TASK ITEM
Which lines in the records below hold the word "content"? Copy each of them.

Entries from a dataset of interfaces
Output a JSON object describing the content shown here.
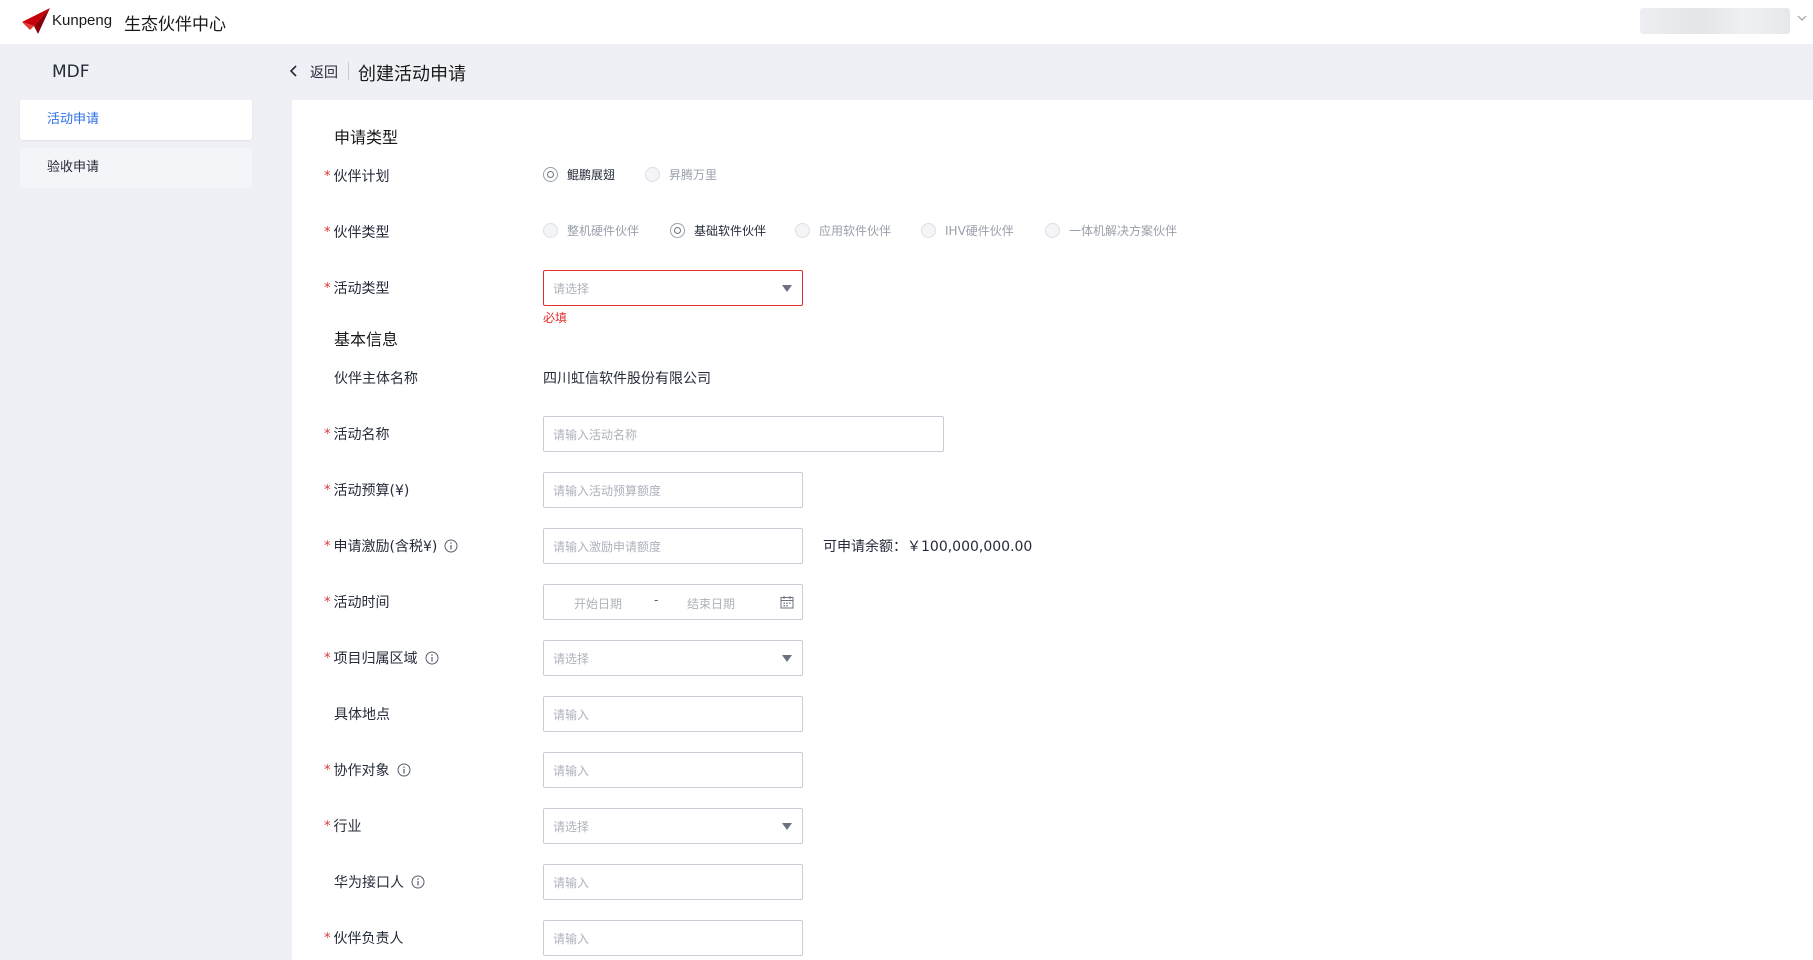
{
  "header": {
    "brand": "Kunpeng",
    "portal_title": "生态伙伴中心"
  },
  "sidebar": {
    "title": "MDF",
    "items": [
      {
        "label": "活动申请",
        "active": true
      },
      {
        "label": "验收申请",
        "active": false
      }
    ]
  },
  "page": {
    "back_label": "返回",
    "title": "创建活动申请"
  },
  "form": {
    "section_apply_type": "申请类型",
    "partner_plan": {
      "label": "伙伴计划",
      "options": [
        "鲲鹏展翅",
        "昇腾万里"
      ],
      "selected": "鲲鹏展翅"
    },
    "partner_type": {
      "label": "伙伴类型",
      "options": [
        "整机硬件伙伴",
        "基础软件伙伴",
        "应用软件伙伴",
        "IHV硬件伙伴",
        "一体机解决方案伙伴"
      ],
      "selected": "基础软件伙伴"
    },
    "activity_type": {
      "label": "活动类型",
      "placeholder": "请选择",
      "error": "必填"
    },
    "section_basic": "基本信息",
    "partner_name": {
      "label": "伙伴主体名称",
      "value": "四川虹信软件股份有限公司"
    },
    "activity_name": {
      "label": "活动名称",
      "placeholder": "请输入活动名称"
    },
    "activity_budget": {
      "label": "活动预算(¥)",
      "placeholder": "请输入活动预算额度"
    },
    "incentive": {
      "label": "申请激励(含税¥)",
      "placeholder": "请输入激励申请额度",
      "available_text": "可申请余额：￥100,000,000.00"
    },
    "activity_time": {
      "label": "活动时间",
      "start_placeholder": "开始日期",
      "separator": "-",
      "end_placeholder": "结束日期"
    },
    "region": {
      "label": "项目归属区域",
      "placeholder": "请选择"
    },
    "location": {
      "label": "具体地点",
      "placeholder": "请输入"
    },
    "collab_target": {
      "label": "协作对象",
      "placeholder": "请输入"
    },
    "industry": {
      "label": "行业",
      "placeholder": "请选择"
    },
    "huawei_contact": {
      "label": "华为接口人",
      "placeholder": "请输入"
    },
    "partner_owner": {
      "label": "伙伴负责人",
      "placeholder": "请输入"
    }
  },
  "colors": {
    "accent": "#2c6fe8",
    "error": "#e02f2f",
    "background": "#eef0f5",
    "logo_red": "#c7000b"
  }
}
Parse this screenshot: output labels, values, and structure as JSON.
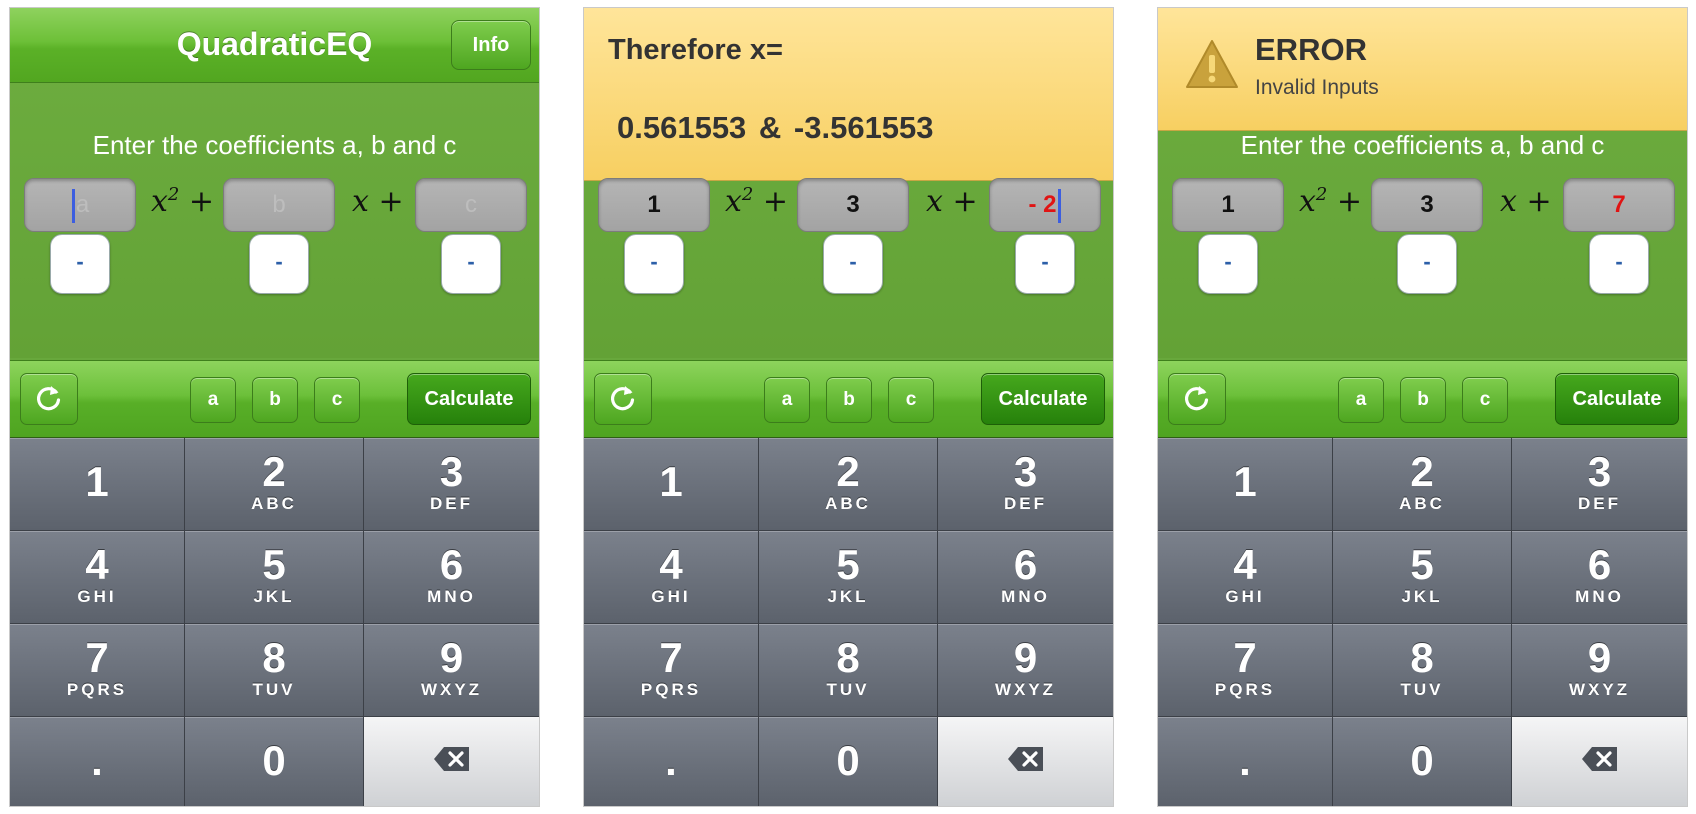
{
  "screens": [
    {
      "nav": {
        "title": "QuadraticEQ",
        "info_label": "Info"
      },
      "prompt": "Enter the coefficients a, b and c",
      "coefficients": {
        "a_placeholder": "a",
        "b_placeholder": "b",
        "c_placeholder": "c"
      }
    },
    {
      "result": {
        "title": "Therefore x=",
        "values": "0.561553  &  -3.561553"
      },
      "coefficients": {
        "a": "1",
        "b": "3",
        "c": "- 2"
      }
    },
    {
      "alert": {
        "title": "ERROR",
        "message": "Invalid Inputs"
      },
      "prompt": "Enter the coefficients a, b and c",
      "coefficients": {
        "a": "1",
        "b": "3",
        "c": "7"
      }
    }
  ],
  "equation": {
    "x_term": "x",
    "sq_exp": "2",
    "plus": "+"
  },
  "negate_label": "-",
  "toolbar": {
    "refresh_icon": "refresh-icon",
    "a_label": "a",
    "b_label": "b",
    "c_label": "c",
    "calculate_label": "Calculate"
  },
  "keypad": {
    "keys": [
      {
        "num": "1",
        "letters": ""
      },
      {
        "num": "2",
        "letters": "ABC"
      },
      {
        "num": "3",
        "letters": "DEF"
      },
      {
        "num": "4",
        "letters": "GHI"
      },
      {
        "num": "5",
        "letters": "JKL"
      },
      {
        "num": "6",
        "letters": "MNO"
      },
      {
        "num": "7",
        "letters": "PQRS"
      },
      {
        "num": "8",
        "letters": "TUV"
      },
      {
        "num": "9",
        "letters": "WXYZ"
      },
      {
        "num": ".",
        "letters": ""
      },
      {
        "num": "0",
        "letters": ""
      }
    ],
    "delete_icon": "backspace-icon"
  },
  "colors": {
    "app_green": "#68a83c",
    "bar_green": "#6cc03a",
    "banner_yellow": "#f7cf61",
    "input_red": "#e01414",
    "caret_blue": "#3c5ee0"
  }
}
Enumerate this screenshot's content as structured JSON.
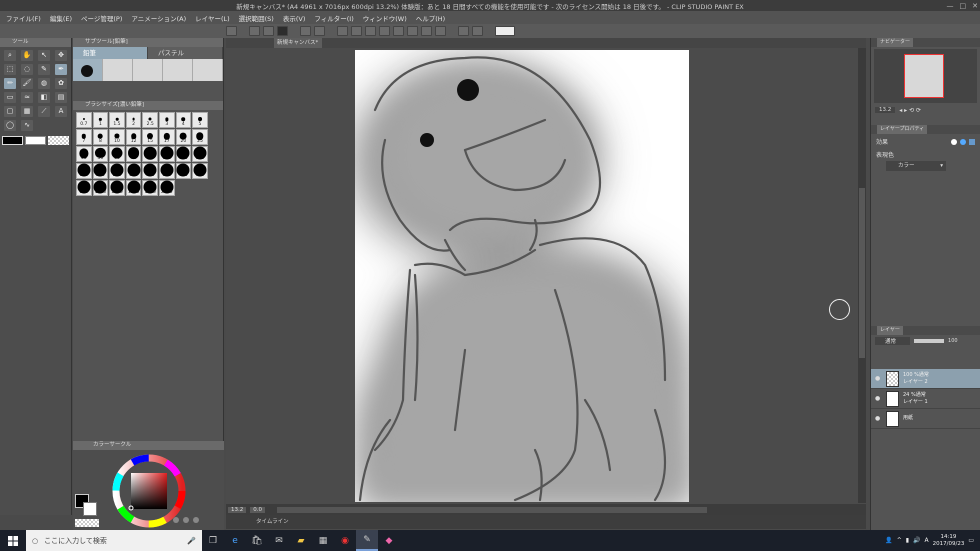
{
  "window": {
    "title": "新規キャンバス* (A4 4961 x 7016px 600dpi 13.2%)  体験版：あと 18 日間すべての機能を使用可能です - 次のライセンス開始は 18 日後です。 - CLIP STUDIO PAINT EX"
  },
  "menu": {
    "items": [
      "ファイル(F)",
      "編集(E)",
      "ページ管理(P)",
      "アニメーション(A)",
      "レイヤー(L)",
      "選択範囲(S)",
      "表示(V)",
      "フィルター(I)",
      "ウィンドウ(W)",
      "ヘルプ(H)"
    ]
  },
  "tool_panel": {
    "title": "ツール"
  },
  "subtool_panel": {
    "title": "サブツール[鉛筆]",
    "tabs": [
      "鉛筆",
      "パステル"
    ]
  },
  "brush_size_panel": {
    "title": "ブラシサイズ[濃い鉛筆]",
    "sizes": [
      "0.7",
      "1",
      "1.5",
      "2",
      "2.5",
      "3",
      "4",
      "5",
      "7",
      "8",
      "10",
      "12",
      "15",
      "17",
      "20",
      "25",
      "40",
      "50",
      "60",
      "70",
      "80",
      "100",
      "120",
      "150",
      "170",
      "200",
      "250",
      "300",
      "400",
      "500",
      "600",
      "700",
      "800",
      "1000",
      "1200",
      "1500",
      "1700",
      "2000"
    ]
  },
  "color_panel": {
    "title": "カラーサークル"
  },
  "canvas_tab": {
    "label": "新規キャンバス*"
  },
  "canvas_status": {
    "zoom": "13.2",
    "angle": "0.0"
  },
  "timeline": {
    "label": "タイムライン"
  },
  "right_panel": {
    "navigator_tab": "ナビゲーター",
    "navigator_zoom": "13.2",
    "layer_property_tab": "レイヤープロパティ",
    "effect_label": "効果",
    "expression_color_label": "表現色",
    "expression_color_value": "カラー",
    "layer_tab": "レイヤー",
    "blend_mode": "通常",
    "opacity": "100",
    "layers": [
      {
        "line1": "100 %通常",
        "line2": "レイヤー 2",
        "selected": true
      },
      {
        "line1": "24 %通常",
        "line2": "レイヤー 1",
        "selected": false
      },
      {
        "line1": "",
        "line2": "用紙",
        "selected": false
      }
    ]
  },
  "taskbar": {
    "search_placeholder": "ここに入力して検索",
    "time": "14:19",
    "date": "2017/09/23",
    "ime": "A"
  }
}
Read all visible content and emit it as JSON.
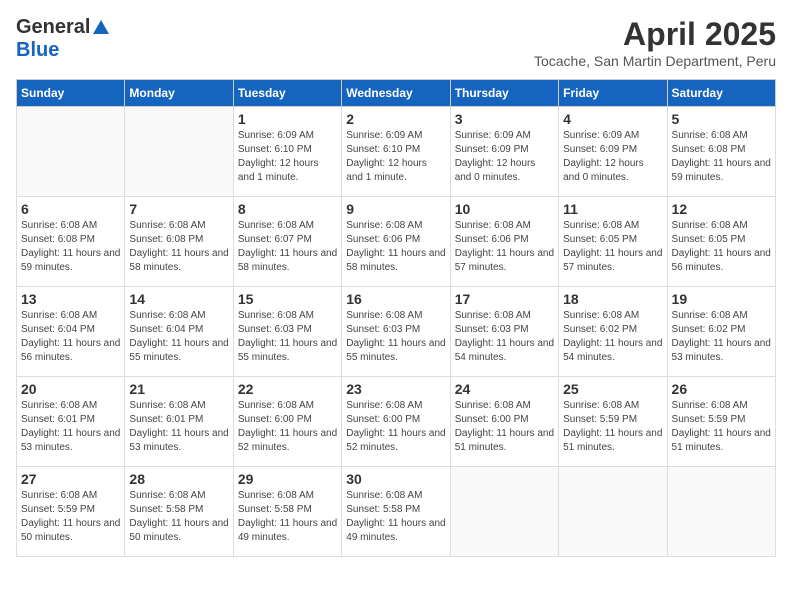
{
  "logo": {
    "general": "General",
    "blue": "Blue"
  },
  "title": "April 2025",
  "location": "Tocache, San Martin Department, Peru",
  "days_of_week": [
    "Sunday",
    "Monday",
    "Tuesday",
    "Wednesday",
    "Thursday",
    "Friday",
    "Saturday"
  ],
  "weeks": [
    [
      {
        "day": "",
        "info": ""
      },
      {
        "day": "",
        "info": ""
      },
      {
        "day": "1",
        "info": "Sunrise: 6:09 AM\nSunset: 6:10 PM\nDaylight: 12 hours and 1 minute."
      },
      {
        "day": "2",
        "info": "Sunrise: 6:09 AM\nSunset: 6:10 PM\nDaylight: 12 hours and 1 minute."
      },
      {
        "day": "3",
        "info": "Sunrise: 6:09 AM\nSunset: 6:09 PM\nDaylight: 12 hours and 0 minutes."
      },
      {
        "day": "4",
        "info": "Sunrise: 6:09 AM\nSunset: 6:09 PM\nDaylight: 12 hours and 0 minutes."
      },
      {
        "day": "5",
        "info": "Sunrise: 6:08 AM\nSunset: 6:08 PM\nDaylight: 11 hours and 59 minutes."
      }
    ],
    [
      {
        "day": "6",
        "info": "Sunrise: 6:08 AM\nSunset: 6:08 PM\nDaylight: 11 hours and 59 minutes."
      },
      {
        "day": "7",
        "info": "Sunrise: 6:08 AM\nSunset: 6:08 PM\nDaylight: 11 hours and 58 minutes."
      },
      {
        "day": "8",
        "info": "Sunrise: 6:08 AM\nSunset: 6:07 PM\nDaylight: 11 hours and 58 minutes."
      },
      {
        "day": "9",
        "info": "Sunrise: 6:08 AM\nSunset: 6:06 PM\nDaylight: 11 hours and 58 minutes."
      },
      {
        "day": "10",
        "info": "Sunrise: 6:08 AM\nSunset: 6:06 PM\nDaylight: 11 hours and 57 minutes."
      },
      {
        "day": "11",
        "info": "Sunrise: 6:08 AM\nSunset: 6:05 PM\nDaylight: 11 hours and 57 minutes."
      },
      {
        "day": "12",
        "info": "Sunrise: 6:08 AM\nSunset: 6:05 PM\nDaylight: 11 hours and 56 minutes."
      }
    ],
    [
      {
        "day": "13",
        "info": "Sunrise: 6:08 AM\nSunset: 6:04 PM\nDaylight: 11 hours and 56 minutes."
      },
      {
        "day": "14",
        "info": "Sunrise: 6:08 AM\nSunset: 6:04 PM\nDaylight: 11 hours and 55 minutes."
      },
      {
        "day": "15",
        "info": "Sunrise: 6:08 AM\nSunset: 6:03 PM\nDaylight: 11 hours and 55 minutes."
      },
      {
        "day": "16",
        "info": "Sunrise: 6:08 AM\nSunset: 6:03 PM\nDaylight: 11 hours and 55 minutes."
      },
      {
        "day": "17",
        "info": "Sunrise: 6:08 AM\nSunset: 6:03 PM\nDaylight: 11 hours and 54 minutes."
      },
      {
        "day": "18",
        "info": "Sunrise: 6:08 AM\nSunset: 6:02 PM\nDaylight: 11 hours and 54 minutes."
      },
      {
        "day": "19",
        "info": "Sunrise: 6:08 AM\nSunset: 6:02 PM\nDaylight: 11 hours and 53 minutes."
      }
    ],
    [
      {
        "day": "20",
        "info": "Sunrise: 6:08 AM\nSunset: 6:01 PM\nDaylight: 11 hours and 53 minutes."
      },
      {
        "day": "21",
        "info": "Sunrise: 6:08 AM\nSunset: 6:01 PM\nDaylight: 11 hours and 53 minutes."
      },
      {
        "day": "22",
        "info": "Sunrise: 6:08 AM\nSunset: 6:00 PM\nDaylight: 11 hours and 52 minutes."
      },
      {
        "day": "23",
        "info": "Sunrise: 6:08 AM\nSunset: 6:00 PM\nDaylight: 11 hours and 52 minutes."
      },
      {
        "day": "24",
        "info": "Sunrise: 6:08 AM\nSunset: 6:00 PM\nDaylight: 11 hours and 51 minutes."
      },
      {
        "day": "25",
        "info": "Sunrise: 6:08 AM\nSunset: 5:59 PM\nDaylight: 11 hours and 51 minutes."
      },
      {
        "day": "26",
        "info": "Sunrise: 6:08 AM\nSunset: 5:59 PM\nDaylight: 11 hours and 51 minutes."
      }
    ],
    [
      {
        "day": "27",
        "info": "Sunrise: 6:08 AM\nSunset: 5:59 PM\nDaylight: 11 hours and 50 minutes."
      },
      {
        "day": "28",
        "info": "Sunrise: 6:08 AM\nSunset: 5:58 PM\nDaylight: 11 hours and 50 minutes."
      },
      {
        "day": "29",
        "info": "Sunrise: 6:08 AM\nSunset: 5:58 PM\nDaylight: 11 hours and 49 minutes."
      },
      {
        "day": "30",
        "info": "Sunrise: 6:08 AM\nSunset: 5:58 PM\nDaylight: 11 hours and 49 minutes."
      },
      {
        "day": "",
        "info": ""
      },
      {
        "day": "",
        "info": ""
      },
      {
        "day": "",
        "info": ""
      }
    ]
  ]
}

REPLY TO THE TASK
Output a JSON object describing the content shown here.
Enumerate this screenshot's content as structured JSON.
Read all visible content and emit it as JSON.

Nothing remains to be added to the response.